Entries from a dataset of interfaces:

*** Begin section ***

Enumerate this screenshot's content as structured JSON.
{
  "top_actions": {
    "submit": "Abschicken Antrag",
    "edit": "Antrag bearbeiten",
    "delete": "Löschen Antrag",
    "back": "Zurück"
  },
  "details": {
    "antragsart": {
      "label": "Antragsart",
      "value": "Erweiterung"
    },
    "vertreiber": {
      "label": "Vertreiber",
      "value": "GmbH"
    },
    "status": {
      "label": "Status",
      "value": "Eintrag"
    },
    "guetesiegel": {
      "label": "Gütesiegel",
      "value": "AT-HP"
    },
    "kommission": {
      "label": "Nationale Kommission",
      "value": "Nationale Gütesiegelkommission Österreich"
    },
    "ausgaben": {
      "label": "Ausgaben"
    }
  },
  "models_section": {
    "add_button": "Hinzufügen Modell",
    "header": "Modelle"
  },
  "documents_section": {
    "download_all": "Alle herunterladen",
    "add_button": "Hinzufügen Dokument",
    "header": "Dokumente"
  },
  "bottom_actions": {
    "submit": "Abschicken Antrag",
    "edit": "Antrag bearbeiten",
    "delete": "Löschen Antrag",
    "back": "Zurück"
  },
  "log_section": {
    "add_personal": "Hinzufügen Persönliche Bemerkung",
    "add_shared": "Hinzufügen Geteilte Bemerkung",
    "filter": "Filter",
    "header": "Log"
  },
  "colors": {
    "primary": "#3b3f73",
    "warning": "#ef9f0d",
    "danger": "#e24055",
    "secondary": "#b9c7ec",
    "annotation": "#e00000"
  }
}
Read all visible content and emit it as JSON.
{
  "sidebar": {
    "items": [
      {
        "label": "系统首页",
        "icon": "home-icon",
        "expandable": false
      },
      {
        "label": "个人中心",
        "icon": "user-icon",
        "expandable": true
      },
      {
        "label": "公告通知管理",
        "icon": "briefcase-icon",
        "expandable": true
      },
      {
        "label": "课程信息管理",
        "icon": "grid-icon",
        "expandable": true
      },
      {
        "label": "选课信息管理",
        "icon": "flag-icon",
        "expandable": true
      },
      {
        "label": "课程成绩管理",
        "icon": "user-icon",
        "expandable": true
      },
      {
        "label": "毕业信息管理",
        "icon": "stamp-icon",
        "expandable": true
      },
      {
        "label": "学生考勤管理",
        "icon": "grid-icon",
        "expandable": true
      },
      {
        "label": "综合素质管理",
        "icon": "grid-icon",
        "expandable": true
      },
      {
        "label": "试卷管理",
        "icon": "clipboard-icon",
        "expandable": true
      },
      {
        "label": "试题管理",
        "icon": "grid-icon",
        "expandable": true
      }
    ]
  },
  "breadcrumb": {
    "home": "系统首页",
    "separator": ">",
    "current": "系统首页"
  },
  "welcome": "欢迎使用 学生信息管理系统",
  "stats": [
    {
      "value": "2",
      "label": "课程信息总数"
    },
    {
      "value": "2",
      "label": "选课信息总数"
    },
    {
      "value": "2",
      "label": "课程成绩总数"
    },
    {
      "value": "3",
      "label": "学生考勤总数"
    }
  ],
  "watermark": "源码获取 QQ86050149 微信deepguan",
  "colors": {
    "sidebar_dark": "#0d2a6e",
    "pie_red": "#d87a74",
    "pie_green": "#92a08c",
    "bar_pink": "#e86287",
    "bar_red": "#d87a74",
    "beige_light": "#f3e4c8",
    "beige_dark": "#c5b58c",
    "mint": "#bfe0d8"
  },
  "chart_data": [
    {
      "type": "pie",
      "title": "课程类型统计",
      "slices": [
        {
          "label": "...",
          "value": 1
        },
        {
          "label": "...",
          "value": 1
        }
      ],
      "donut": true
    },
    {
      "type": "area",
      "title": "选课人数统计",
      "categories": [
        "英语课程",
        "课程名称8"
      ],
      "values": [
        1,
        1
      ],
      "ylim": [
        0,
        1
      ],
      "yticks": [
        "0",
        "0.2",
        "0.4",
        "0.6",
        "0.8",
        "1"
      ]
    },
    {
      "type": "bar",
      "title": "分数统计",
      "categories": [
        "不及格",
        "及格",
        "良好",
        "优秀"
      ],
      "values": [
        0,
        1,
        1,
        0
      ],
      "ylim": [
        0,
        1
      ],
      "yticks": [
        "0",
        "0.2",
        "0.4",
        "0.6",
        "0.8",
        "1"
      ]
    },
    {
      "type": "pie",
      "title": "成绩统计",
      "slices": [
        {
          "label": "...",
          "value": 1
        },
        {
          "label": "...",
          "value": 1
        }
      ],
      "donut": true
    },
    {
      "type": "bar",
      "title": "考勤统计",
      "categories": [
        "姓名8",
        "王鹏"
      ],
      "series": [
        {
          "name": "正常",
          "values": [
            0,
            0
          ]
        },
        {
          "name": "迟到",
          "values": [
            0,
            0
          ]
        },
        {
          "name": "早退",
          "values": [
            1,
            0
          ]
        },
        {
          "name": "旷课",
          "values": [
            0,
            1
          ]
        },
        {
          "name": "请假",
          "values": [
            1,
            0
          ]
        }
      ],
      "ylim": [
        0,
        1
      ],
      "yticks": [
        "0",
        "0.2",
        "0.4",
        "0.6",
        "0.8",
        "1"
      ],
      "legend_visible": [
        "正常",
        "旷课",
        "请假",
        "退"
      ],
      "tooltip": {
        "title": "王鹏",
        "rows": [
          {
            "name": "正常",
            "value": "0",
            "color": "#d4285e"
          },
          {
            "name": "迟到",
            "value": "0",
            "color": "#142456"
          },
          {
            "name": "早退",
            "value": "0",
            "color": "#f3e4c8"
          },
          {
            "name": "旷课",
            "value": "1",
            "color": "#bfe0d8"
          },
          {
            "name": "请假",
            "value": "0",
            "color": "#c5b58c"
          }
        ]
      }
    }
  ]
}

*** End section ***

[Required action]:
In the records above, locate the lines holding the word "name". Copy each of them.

[Task output]:
          "name": "正常",
          "name": "迟到",
          "name": "早退",
          "name": "旷课",
          "name": "请假",
            "name": "正常",
            "name": "迟到",
            "name": "早退",
            "name": "旷课",
            "name": "请假",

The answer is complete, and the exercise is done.